Commonwealth Bank announced in April it would reimburse about 8000 staff who had been short-changed on wages and superannuation payments.
The Financial Services Union estimated the total could be as much as $15 million, a figure the financial giant did not confirm or deny. It instead said the first run of back payments would be worth $4.8 million.
Staff of Bankwest - Commonwealth Bank's subsidiary - were also affected.
But in mid-December, the figure exploded.
Following a review of that covered 10 million pay slips that covered 250,000 current and former staff, Australia's biggest bank announced the bill was as much as $53.1 million.
It said so fair it had notified and repaid 41,000 employees with $13.2 million plus interest, with another $14.9 million to follow soon after.
A further $25 million in remaining payments would be made by the end of the financial year.
"This should never have happened and I apologise to anyone impacted by these past errors," CBA chief executive Matt Comyn said.
In July, Brisbane-based jewellery chain Michael Hill revealed in an ASX announcement it had failed to apply the retail award properly, generating a backpay bill up to $25 million.
A review by PricewaterhouseCoopers of employee contracts and rosters had discovered some former and current Australian store employees been dudded over the last six financial years.
Chief executive Daniel Bracken, who took over the role in November, said the retailer was contacting all staff to apologise and outline a process to promptly pay those affected.
"We will move as quickly as possible to rectify any underpayments with those team members affected," he said.
A spokesman for the jeweller told News Corp: "Michael Hill has dedicated teams ensuring that the misapplication of the General Retail Industry Award for a portion of our workforce is corrected and any monies owed are paid in full, this financial year."
Hundreds of part-time workers at Sunglass Hut missed out on $2.3 million in payments between 2010 and 2016.
The revelation came in September after the retailer self-reported to the Fair Work Ombudsman. Individual underpayments ranged from $4 up to $42,912 and they occurred at 23 stores across every state and territory.
At the time the underpayments were revealed, Sunglass Hut had back-paid $1,485,590 to affected staff and was required to pay a remaining $815,391 in unpaid overtime wages.
It was also subject to a court-enforceable undertakertaking, which requires it to fund external auditors to check pay and conditions for workers every years until it expires in 2022.

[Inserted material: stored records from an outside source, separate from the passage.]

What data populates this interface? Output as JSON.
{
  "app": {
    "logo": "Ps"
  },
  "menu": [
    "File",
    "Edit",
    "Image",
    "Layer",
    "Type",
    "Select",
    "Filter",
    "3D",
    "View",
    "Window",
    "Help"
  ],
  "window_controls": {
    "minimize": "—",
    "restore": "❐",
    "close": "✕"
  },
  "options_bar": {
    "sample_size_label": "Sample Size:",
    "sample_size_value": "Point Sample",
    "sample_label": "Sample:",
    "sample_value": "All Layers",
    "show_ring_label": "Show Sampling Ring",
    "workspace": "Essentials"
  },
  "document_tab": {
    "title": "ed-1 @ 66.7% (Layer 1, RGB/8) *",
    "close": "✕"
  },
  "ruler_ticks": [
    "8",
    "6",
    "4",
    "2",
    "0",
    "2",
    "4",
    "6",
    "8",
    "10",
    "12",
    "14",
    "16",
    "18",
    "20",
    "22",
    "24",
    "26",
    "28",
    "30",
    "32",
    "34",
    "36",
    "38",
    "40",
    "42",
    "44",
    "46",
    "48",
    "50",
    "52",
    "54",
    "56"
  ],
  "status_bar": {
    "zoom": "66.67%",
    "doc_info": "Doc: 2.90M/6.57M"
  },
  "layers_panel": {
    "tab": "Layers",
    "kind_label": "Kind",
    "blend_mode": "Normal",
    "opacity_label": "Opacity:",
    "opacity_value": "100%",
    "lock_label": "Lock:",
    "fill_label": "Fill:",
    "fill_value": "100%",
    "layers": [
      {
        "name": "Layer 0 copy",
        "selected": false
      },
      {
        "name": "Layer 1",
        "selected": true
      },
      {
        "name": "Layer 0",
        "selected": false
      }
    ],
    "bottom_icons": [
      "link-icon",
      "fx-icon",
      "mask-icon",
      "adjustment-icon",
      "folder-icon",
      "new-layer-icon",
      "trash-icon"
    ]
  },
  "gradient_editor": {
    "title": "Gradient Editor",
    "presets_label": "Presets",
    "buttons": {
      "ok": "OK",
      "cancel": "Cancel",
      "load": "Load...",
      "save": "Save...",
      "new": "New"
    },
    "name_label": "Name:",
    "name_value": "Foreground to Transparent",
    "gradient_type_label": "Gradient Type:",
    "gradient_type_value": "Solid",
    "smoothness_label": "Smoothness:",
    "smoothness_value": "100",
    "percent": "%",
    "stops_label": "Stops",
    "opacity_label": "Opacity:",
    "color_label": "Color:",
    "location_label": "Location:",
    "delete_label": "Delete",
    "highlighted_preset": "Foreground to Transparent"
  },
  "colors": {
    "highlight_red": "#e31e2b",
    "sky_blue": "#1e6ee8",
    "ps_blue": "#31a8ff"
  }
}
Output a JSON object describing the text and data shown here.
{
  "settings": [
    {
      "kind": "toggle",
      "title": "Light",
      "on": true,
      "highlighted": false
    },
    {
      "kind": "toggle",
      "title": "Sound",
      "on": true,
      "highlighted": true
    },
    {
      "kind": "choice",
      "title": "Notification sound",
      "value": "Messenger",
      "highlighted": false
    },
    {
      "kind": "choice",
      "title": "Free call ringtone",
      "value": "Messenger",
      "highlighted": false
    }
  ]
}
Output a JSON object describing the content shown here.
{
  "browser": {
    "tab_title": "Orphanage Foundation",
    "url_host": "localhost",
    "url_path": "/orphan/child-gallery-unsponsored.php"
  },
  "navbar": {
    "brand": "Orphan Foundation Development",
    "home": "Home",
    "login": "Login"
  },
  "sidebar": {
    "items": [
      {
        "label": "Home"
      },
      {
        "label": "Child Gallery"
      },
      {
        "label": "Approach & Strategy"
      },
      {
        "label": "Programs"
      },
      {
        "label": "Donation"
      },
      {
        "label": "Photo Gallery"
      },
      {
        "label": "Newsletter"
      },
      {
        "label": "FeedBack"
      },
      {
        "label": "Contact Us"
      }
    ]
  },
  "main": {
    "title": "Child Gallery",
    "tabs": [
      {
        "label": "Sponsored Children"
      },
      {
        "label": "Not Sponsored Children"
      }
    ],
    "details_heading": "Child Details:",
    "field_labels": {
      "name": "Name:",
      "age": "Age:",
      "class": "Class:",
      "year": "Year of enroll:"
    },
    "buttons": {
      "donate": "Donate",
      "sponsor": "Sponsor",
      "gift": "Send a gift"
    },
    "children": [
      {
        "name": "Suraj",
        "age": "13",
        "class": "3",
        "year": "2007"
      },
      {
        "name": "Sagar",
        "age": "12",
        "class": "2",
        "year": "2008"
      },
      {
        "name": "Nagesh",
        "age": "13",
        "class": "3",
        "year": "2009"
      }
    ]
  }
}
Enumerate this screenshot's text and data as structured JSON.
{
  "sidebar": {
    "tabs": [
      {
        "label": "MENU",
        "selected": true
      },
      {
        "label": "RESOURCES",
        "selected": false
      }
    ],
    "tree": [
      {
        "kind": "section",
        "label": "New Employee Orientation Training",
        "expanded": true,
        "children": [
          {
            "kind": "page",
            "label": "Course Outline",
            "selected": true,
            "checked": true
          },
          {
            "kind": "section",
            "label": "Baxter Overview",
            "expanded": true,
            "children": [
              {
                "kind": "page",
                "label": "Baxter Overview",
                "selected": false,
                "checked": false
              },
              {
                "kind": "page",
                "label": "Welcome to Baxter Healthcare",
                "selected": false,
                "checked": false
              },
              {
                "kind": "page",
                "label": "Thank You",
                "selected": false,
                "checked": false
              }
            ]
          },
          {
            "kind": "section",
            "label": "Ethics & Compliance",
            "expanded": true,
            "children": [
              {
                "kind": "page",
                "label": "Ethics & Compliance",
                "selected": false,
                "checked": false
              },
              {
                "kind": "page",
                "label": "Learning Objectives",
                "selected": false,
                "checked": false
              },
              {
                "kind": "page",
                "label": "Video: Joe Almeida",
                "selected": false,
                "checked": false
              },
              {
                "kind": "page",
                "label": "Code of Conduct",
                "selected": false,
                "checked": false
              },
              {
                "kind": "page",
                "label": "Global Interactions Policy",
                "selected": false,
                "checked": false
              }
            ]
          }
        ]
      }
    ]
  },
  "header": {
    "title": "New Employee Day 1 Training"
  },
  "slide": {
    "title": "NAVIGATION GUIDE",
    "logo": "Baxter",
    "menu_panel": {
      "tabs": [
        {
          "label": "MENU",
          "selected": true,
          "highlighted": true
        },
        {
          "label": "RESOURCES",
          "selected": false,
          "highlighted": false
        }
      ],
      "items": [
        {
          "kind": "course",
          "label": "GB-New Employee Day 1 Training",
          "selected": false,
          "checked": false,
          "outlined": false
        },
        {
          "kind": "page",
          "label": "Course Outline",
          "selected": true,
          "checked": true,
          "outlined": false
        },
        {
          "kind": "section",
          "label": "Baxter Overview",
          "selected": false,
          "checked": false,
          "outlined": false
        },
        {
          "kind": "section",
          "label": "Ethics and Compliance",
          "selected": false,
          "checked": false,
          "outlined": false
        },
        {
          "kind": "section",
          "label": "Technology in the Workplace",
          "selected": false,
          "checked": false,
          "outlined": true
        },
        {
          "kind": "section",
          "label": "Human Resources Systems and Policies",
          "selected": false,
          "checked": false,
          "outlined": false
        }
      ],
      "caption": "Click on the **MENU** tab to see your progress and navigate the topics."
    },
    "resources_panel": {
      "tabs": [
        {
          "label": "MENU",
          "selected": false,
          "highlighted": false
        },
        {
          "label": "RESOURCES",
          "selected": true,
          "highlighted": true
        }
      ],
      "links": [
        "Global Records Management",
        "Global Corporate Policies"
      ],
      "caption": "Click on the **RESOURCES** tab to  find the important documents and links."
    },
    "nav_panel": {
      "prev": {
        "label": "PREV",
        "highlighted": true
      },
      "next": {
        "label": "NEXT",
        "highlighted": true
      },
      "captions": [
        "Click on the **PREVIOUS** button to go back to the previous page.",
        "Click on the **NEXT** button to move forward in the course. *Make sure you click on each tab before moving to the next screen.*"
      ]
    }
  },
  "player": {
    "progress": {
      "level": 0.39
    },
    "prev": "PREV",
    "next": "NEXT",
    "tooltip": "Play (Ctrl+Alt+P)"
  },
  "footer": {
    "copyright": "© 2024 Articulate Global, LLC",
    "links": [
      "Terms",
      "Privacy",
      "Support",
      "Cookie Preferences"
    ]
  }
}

Sunglass Hut's parent company, Luxottica, did not respond to a News Corp request for an update on the underpayment case
NEIL PERRY ROCKPOOL DINING GROUP
Celebrity chef Neil Perry's restaurant chain was rocked again when it was alleged it engaged was responsible for one of the "most egregious cases of wage theft" seen in Australia.
The explosive claim came after Rockpool Dining Group back paid $1.6 million for one year's underpayment in 2018.
It then extended those repayments stretching back a further five years but did not reveal the total cost.
Legal firm Maurice Blackburn acting for the Hospo Voice union slammed the high-end restaurant, saying penalties of up to $126,000 should be paid to each employee who was "subject to unlawful conduct".
It's claimed some staff were told to alter timekeeping records in order to slash overtime payments, among other breaches.
A spokesman for the high-end restaurant group said told Nine Newspapers in October it had no knowledge of the legal action submitted to the Fair Work Ombudsman.
A Hospo Voice spokeswoman recently told News Corp the case was progressing.
An employment bungle lead to a mix of underpayments and overpayments in Qantas' marketing team.
Australia's national carrier revealed in February that 220 employees had been incorrectly placed on contracts rather than enterprise agreements.
The mix-up resulted in 55 staff being underpaid an average of $8000 a year, while the rest were overpaid an average of $12,000 a year.
Those who were short-changed would be reimbursed with interest, while the remained would continue to receive the above-award rates.
A Qantas spokesman told News Corp the case was in a "well advanced" stage.